TRAVERSE CITY — Intentionally inhaling household chemicals can be dangerous, especially when driving a car.
A spate of so-called “huffing” incidents in Grand Traverse County led to arrests and involved suspects who authorities said used their vehicles as venues for purposely breathing in intoxicating vapors.
Michigan law prohibits inhaling the fumes of “any chemical agent” for purposes of causing intoxication, euphoria or dulling of the senses or central nervous system. The misdemeanor charge carries up to a 93-day jail sentence.
“It seems like they come in spurts,” said Grand Traverse County Prosecutor Bob Cooney of local inhalant abuse cases.
Prosecutor’s office records show the three inhalant cases in Grand Traverse County this year already outpaced the total number in 2011 and 2012 -- one and two, respectively -- and are closing in on the four from last year.
Megan Nicole Durfee, 22, of Traverse City, faces the seldom-if-ever-seen accusation of driving “while under influence of Suave Extra Hold hairspray,” according to court documents. Sheriff’s deputies arrested her on Jan. 12 after she narrowly avoided a head-on crash with a patrol car on LaFranier Road when she veered her vehicle out of oncoming traffic and into a snow bank.
“In speaking with Durfee she appeared distant, and did not answer any questions,” the police report states. “She was only smiling and looking around her vehicle.”
Durfee’s arrest came one day after sheriff’s deputies found Devon Scott Washkevich, 19, of Traverse City, slumped over the wheel of a car parked in the Northwestern Michigan Fairgrounds.

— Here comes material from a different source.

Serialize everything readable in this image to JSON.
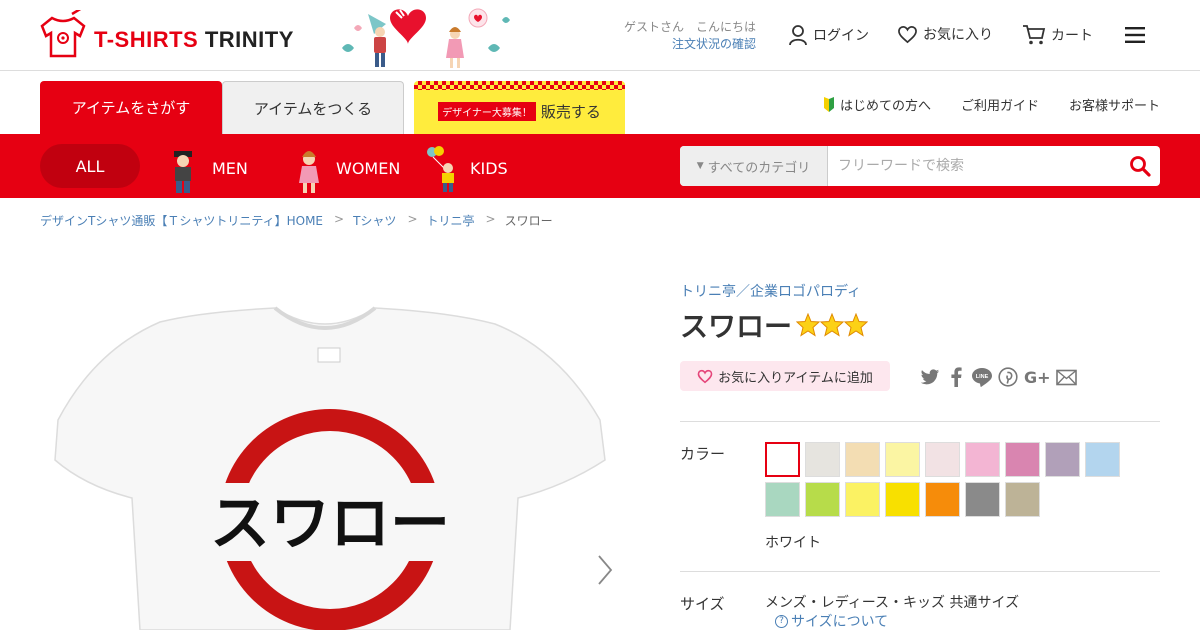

The police report states he had a can of “Ultra Duster Industrial Strength” spray next to him. He told deputies he would spray it into his mouth and usually pass out for 15 to 30 minutes.
“While Washkevich was explaining this to me, the Munson Medical (Center) staff advised him that he could die instantly from doing this and that it could shut down his whole respiratory system,” the report states.
But it appears Washkevich didn’t heed the medical advice. On Jan. 22, a sheriff’s deputy found him yet again slumped over a steering wheel next to a can of all-purpose duster; this time, his car was parked near Traverse City High School.
Washkevich’s ex-girlfriend reported she suspected he broke into her house and stole her black-and-white Chihuahua. She identified her dog as the one found in Washkevich’s car by noting its painted pink toenails.
Both Durfee and Washkevich are scheduled for pretrial in 86th District Court this week. Washkevich’s attorney Jacob Graff gave a “no comment” through a receptionist. Durfee’s attorney Thomas Seger couldn’t be reached for comment.
The National Survey on Drug Use and Health released in 2006 found that inhalants are the third-most commonly used illicit drug among adolescents. Susan Kramer, clinical director for Addiction Treatment Services in Traverse City, said computer cleaners, hairspray, glue, paint and other potential inhalants can offer a quick and inexpensive way for youths to get high.
“In terms of how they work, they’re very fast-acting. There’s an almost immediate sensation they bring,” she said.
But the quick high comes with an inherent danger. Kramer said inhalants are not only addictive, but also have the ability to cause organic damage in a user’s brain fairly quickly.
“You’re talking about not just temporarily, but permanently affecting brain chemistry,” she said.
Kramer said inhalant abuse is a cause for concern, but drug counselors in the Traverse City area haven’t seen a recent uptick in cases.